This time of year we all find ourselves taking stock. In reviewing the past year and looking forward to the next, we find things to be thankful for and make wishes for the future. I d like share some things that I m thankful for and dreaming about as a stimulus to those of you taking stock of your own experiences.
First, I must thank the readers of this column. I can t tell you how humbling it has been to come off the podium at conferences and have you approach me to talk about the columns you ve read. It s a pleasure to get your calls and e-mails, which either give me a chance to help you with something or provide fuel for upcoming columns. All of you who read my articles or books honor me with your trust and give me a chance to continue to grow and work in new aspects of our field.
I m thankful for quite a lot, personally and professionally. On a personal level, I must give thanks to my family for their patience in a career that, at its best, involves tolerating long shifts and weird hours, and, at its worst, often takes me away from home. In sharing my passion for my work, my family has empowered me to do my best, and if I ve done any good, they are responsible.
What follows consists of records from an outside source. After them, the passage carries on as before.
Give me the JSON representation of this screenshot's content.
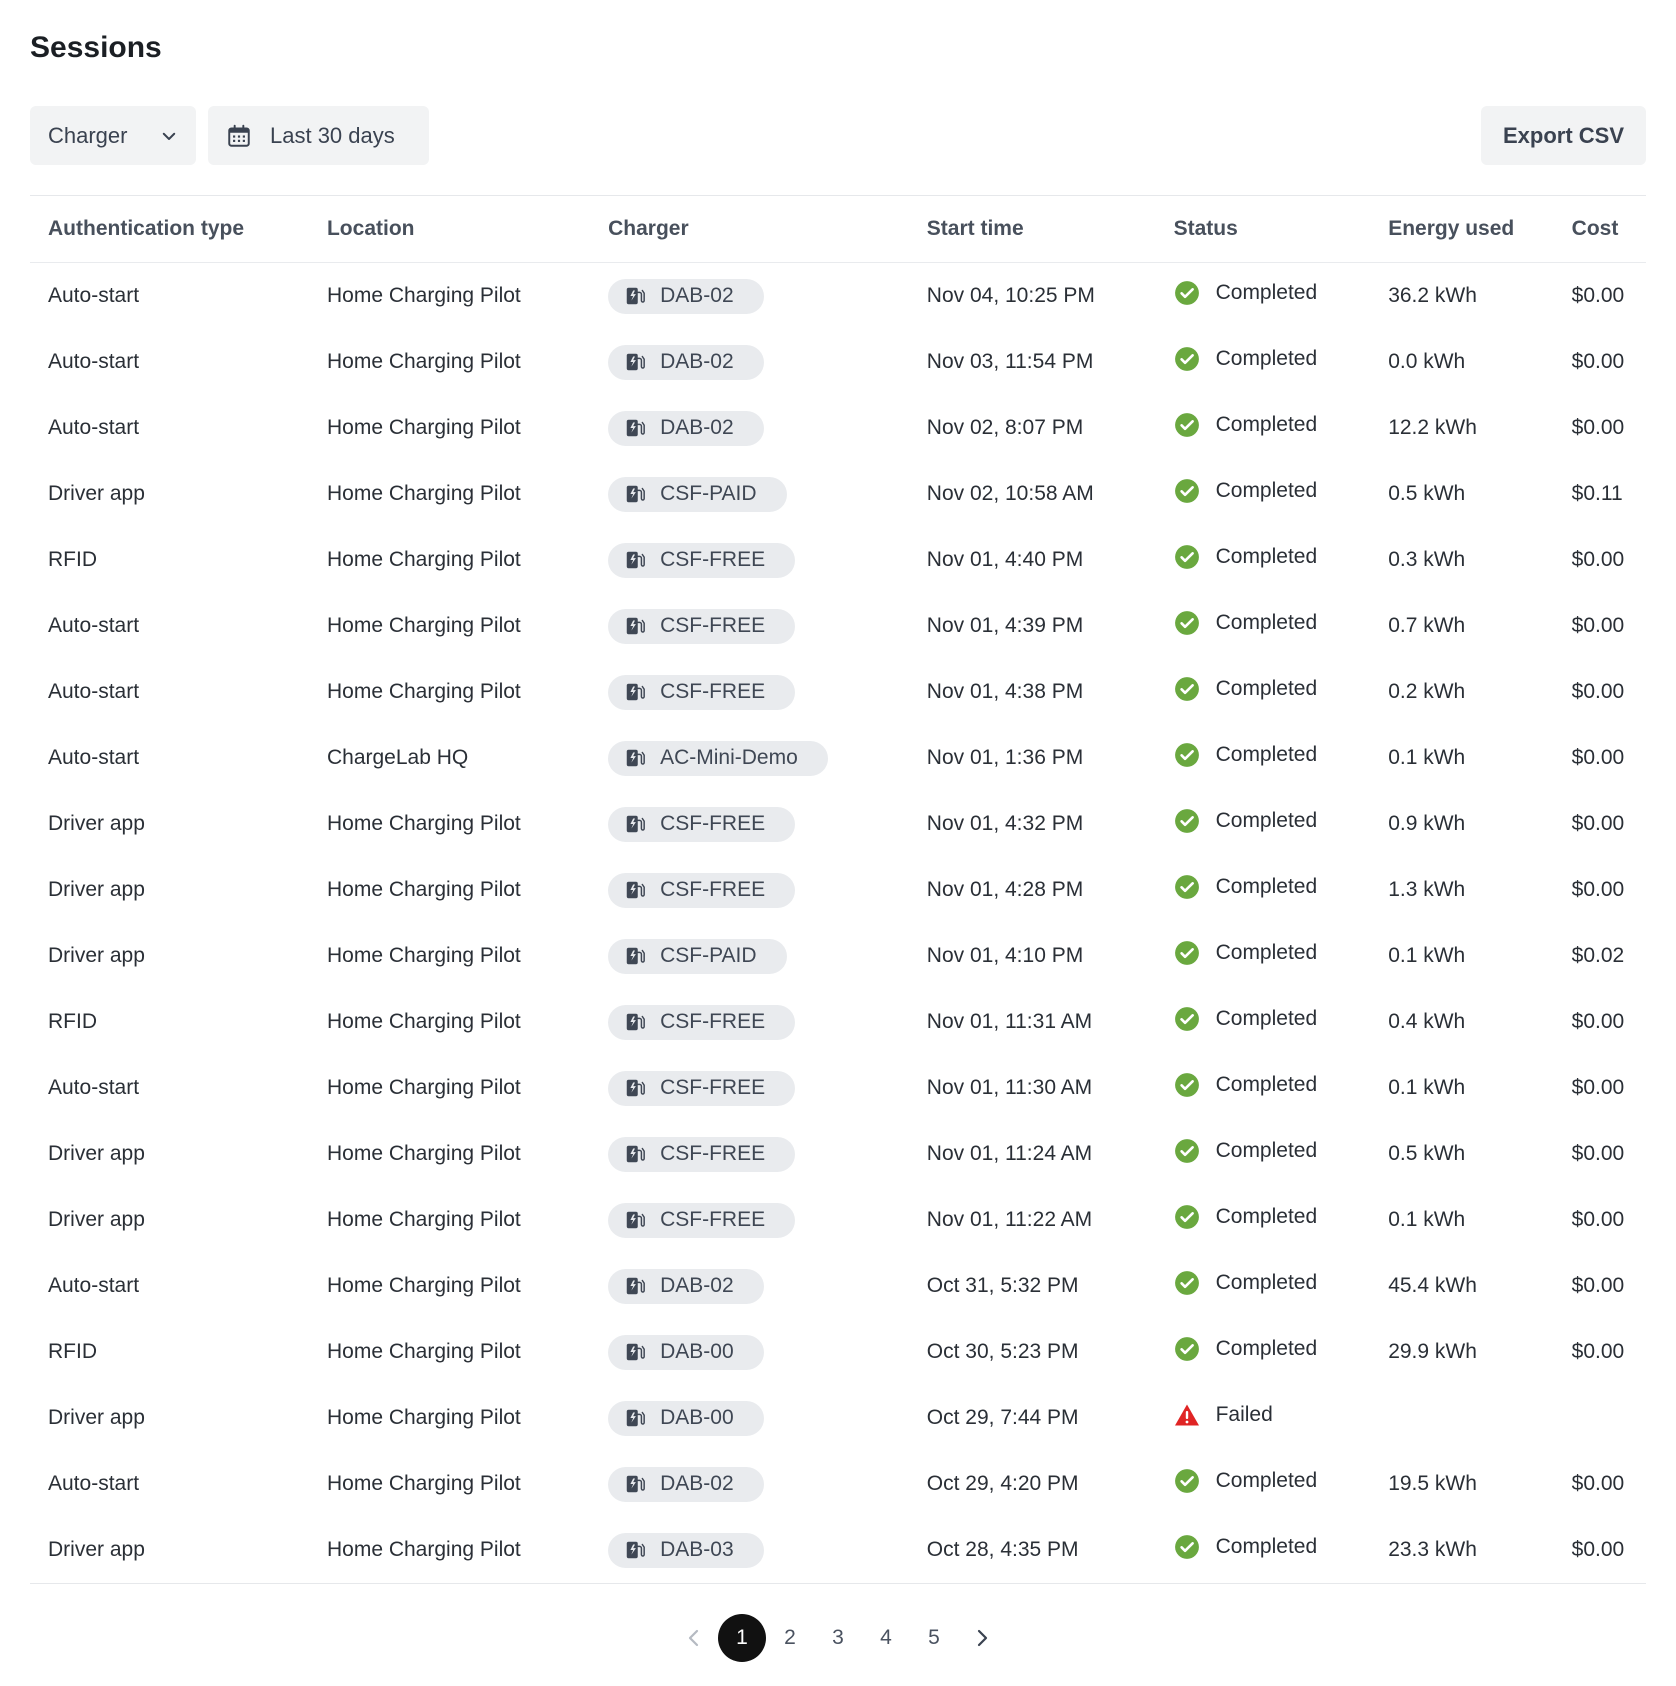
{
  "page": {
    "title": "Sessions"
  },
  "toolbar": {
    "charger_filter": "Charger",
    "date_filter": "Last 30 days",
    "export_label": "Export CSV"
  },
  "table": {
    "headers": [
      "Authentication type",
      "Location",
      "Charger",
      "Start time",
      "Status",
      "Energy used",
      "Cost"
    ],
    "rows": [
      {
        "auth": "Auto-start",
        "location": "Home Charging Pilot",
        "charger": "DAB-02",
        "start": "Nov 04, 10:25 PM",
        "status": "Completed",
        "energy": "36.2 kWh",
        "cost": "$0.00"
      },
      {
        "auth": "Auto-start",
        "location": "Home Charging Pilot",
        "charger": "DAB-02",
        "start": "Nov 03, 11:54 PM",
        "status": "Completed",
        "energy": "0.0 kWh",
        "cost": "$0.00"
      },
      {
        "auth": "Auto-start",
        "location": "Home Charging Pilot",
        "charger": "DAB-02",
        "start": "Nov 02, 8:07 PM",
        "status": "Completed",
        "energy": "12.2 kWh",
        "cost": "$0.00"
      },
      {
        "auth": "Driver app",
        "location": "Home Charging Pilot",
        "charger": "CSF-PAID",
        "start": "Nov 02, 10:58 AM",
        "status": "Completed",
        "energy": "0.5 kWh",
        "cost": "$0.11"
      },
      {
        "auth": "RFID",
        "location": "Home Charging Pilot",
        "charger": "CSF-FREE",
        "start": "Nov 01, 4:40 PM",
        "status": "Completed",
        "energy": "0.3 kWh",
        "cost": "$0.00"
      },
      {
        "auth": "Auto-start",
        "location": "Home Charging Pilot",
        "charger": "CSF-FREE",
        "start": "Nov 01, 4:39 PM",
        "status": "Completed",
        "energy": "0.7 kWh",
        "cost": "$0.00"
      },
      {
        "auth": "Auto-start",
        "location": "Home Charging Pilot",
        "charger": "CSF-FREE",
        "start": "Nov 01, 4:38 PM",
        "status": "Completed",
        "energy": "0.2 kWh",
        "cost": "$0.00"
      },
      {
        "auth": "Auto-start",
        "location": "ChargeLab HQ",
        "charger": "AC-Mini-Demo",
        "start": "Nov 01, 1:36 PM",
        "status": "Completed",
        "energy": "0.1 kWh",
        "cost": "$0.00"
      },
      {
        "auth": "Driver app",
        "location": "Home Charging Pilot",
        "charger": "CSF-FREE",
        "start": "Nov 01, 4:32 PM",
        "status": "Completed",
        "energy": "0.9 kWh",
        "cost": "$0.00"
      },
      {
        "auth": "Driver app",
        "location": "Home Charging Pilot",
        "charger": "CSF-FREE",
        "start": "Nov 01, 4:28 PM",
        "status": "Completed",
        "energy": "1.3 kWh",
        "cost": "$0.00"
      },
      {
        "auth": "Driver app",
        "location": "Home Charging Pilot",
        "charger": "CSF-PAID",
        "start": "Nov 01, 4:10 PM",
        "status": "Completed",
        "energy": "0.1 kWh",
        "cost": "$0.02"
      },
      {
        "auth": "RFID",
        "location": "Home Charging Pilot",
        "charger": "CSF-FREE",
        "start": "Nov 01, 11:31 AM",
        "status": "Completed",
        "energy": "0.4 kWh",
        "cost": "$0.00"
      },
      {
        "auth": "Auto-start",
        "location": "Home Charging Pilot",
        "charger": "CSF-FREE",
        "start": "Nov 01, 11:30 AM",
        "status": "Completed",
        "energy": "0.1 kWh",
        "cost": "$0.00"
      },
      {
        "auth": "Driver app",
        "location": "Home Charging Pilot",
        "charger": "CSF-FREE",
        "start": "Nov 01, 11:24 AM",
        "status": "Completed",
        "energy": "0.5 kWh",
        "cost": "$0.00"
      },
      {
        "auth": "Driver app",
        "location": "Home Charging Pilot",
        "charger": "CSF-FREE",
        "start": "Nov 01, 11:22 AM",
        "status": "Completed",
        "energy": "0.1 kWh",
        "cost": "$0.00"
      },
      {
        "auth": "Auto-start",
        "location": "Home Charging Pilot",
        "charger": "DAB-02",
        "start": "Oct 31, 5:32 PM",
        "status": "Completed",
        "energy": "45.4 kWh",
        "cost": "$0.00"
      },
      {
        "auth": "RFID",
        "location": "Home Charging Pilot",
        "charger": "DAB-00",
        "start": "Oct 30, 5:23 PM",
        "status": "Completed",
        "energy": "29.9 kWh",
        "cost": "$0.00"
      },
      {
        "auth": "Driver app",
        "location": "Home Charging Pilot",
        "charger": "DAB-00",
        "start": "Oct 29, 7:44 PM",
        "status": "Failed",
        "energy": "",
        "cost": ""
      },
      {
        "auth": "Auto-start",
        "location": "Home Charging Pilot",
        "charger": "DAB-02",
        "start": "Oct 29, 4:20 PM",
        "status": "Completed",
        "energy": "19.5 kWh",
        "cost": "$0.00"
      },
      {
        "auth": "Driver app",
        "location": "Home Charging Pilot",
        "charger": "DAB-03",
        "start": "Oct 28, 4:35 PM",
        "status": "Completed",
        "energy": "23.3 kWh",
        "cost": "$0.00"
      }
    ]
  },
  "pagination": {
    "pages": [
      "1",
      "2",
      "3",
      "4",
      "5"
    ],
    "current": "1"
  },
  "icons": {
    "charger_filter_chevron": "chevron-down-icon",
    "date_filter_icon": "calendar-icon",
    "charger_pill_icon": "ev-charger-icon",
    "completed_icon": "check-circle-icon",
    "failed_icon": "warning-triangle-icon",
    "prev_icon": "chevron-left-icon",
    "next_icon": "chevron-right-icon"
  },
  "colors": {
    "completed": "#6aa83f",
    "failed": "#e02424",
    "active_page_bg": "#111111"
  }
}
Professionally, the list is long. I am certainly grateful to JEMS.com for giving me a place to speak and share my thoughts with all of you. I have to acknowledge the American College of Surgeons Committee on Trauma, not only for trusting me to do the job they hired me to do, but for embracing my other trauma activities as compatible with their mission. I could not continue the depth and breadth of my work without their enthusiasm and support for trauma education at every level of care. The PHTLS family continues to be my volunteer passion, and the Executive Council team I ve worked with for 11 years is among the most dedicated and prolific group with which I have ever collaborated. The pleasure of working with them to carry the message to prehospital care providers all over the world has been a gift of immeasurable import to me.
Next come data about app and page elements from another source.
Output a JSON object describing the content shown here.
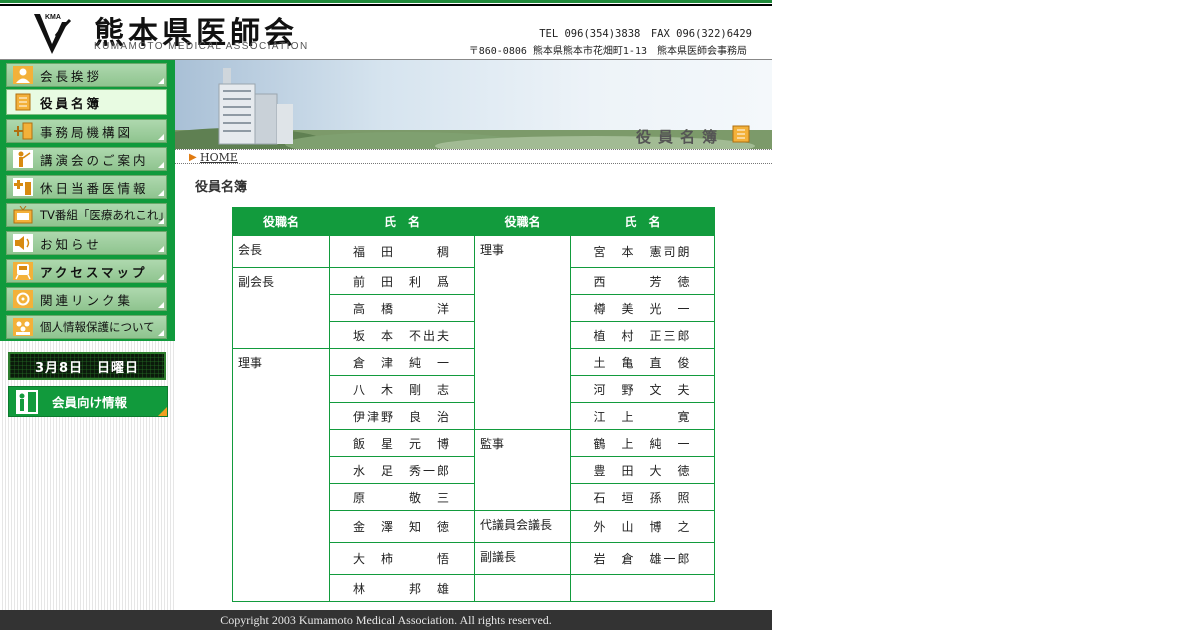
{
  "header": {
    "logo_text": "KMA",
    "title_jp": "熊本県医師会",
    "title_en": "KUMAMOTO MEDICAL ASSOCIATION",
    "contact_line1": "TEL 096(354)3838　FAX 096(322)6429",
    "contact_line2": "〒860-0806 熊本県熊本市花畑町1-13　熊本県医師会事務局"
  },
  "sidebar": {
    "items": [
      {
        "label": "会長挨拶",
        "icon": "person-icon",
        "active": false
      },
      {
        "label": "役員名簿",
        "icon": "roster-book-icon",
        "active": true
      },
      {
        "label": "事務局機構図",
        "icon": "org-chart-icon",
        "active": false
      },
      {
        "label": "講演会のご案内",
        "icon": "lecture-icon",
        "active": false
      },
      {
        "label": "休日当番医情報",
        "icon": "medical-cross-icon",
        "active": false
      },
      {
        "label": "TV番組「医療あれこれ」",
        "icon": "tv-icon",
        "active": false
      },
      {
        "label": "お知らせ",
        "icon": "speaker-icon",
        "active": false
      },
      {
        "label": "アクセスマップ",
        "icon": "train-icon",
        "active": false
      },
      {
        "label": "関連リンク集",
        "icon": "link-icon",
        "active": false
      },
      {
        "label": "個人情報保護について",
        "icon": "people-icon",
        "active": false
      }
    ],
    "date": "3月8日　日曜日",
    "member_button": "会員向け情報"
  },
  "banner": {
    "title": "役員名簿"
  },
  "breadcrumb": {
    "home": "HOME"
  },
  "page_title": "役員名簿",
  "table": {
    "headers": [
      "役職名",
      "氏　名",
      "役職名",
      "氏　名"
    ],
    "left": [
      {
        "role": "会長",
        "names": [
          "福　田　　　稠"
        ]
      },
      {
        "role": "副会長",
        "names": [
          "前　田　利　爲",
          "高　橋　　　洋",
          "坂　本　不出夫"
        ]
      },
      {
        "role": "理事",
        "names": [
          "倉　津　純　一",
          "八　木　剛　志",
          "伊津野　良　治",
          "飯　星　元　博",
          "水　足　秀一郎",
          "原　　　敬　三",
          "金　澤　知　徳",
          "大　柿　　　悟",
          "林　　　邦　雄"
        ]
      }
    ],
    "right": [
      {
        "role": "理事",
        "names": [
          "宮　本　憲司朗",
          "西　　　芳　徳",
          "樽　美　光　一",
          "植　村　正三郎",
          "土　亀　直　俊",
          "河　野　文　夫",
          "江　上　　　寛"
        ]
      },
      {
        "role": "監事",
        "names": [
          "鶴　上　純　一",
          "豊　田　大　徳",
          "石　垣　孫　照"
        ]
      },
      {
        "role": "代議員会議長",
        "names": [
          "外　山　博　之"
        ]
      },
      {
        "role": "副議長",
        "names": [
          "岩　倉　雄一郎"
        ]
      }
    ]
  },
  "footer": {
    "copyright": "Copyright 2003 Kumamoto Medical Association. All rights reserved."
  },
  "colors": {
    "brand_green": "#129b3d",
    "footer_bg": "#333333",
    "accent_orange": "#e07a10"
  }
}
I have had the pleasure of serving on the boards of three organizations that have a huge impact on the future of prehospital and trauma care. Working on the National Association of EMTs, the National Association of EMS Educators and Society of Trauma Nurses boards has been a learning experience. It s been a pleasure to work and share with these dedicated professionals to benefit the providers we represent. Although my role with these groups will likely change, I will continue to support them in their important work.
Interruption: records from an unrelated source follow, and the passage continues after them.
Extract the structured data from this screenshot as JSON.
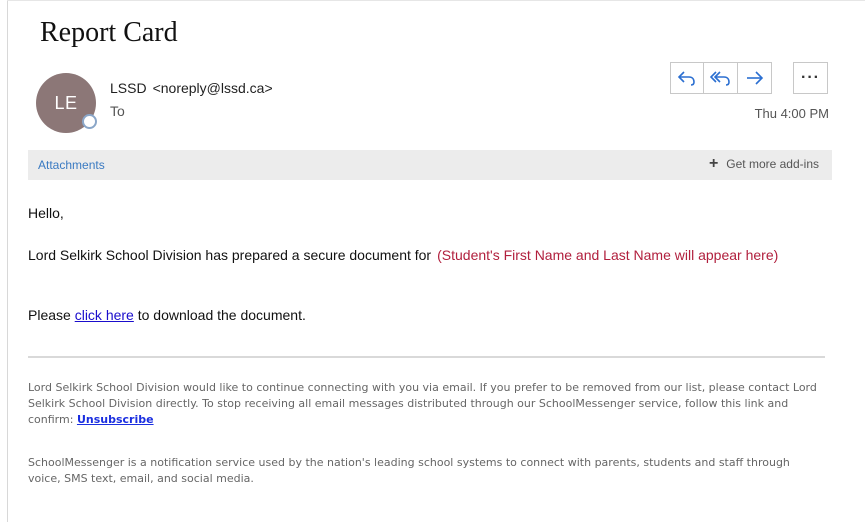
{
  "message": {
    "subject": "Report Card",
    "avatar_initials": "LE",
    "sender_name": "LSSD",
    "sender_address": "<noreply@lssd.ca>",
    "to_label": "To",
    "timestamp": "Thu 4:00 PM"
  },
  "actions": {
    "reply_icon": "reply-icon",
    "reply_all_icon": "reply-all-icon",
    "forward_icon": "forward-icon",
    "more_label": "···"
  },
  "attachments_bar": {
    "label": "Attachments",
    "addins_label": "Get more add-ins"
  },
  "body": {
    "greeting": "Hello,",
    "intro": "Lord Selkirk School Division has prepared a secure document for",
    "placeholder": "(Student's First Name and Last Name will appear here)",
    "download_before": "Please",
    "download_link": "click here",
    "download_after": "to download the document."
  },
  "footer": {
    "paragraph1": "Lord Selkirk School Division would like to continue connecting with you via email. If you prefer to be removed from our list, please contact Lord Selkirk School Division directly. To stop receiving all email messages distributed through our SchoolMessenger service, follow this link and confirm:",
    "unsubscribe": "Unsubscribe",
    "paragraph2": "SchoolMessenger is a notification service used by the nation's leading school systems to connect with parents, students and staff through voice, SMS text, email, and social media."
  },
  "colors": {
    "avatar": "#8c7777",
    "placeholder_text": "#b11f3d",
    "link": "#1a0dcc",
    "action_icon": "#2b6fd1"
  }
}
Less personal but of great importance, I m grateful for the work done in evaluating the effect of our practice on patient outcomes. It s clear as I write these columns and work on chapters in texts that the science is changing our practice, and the effects of education, training and evidence-based protocols proves measurable.
Wishes for the Coming Year(s)
So, in looking at what we ve done, what can we hope for in the future? Much. We ve seen great strides on several levels. First among those is the growing presence of career EMS professionals on boards, committees and hearings in state and federal government. Throughout our careers, we ve often been frustrated in the sense that we didn t have a voice in the development of our profession with regard to curricula, practice and protocol. In my work, I ve seen an increase in participation by prehospital care professionals, and it s having an impact. Practical, appropriate changes are being made out of our collective. In this new future, I m optimistic the final pieces of the EMS agenda will come together and result in curricula and protocols based on the science and history of our practice.
What Might Be Coming?
Well, like it or not, we ve rounded the corner of research in regard to invasive treatment. While many of us clamored for more aggressive treatment, the science is indicating that less is more. This is not specific to prehospital care but applies to all areas of medicine. We need to embrace what the science tells us, and act on the results of the studies. We should be disappointed with studies that show poor outcomes, but we should channel those emotions into training, working to improve outcomes and further study. We all win. We don t have to defend past practice, but we must be accountable to it and use it to become better.
A Word of Caution
One thing that still concerns me is our failure to use resources to the best of our abilities. Certainly this applies to the delivery of EMS services in general, and we need to continue to work on that. Specifically, I m talking about national initiatives that get caught in silos, with their efforts moving up rather than out. We still see proposals, protocols, legislation and funding requests pursuing the same issue and, in effect, diluting the mission s potential. This occurs in spite of the fact that many of these initiatives have representation in common with the same national organizations. Maybe a clearing house of sorts could be of use (virtual if not actual) in melding similar activities to enhance the chance for success and limit the possibility of diluting resources or confusing conflicting actions.
All in all, I am quite optimistic about our future. Challenges lie ahead, but as the world grows smaller and we share our successes and failures, we will find new, imaginative ways to solve problems and build for the future.Thanks again to all of you, and best wishes for achievable dreams.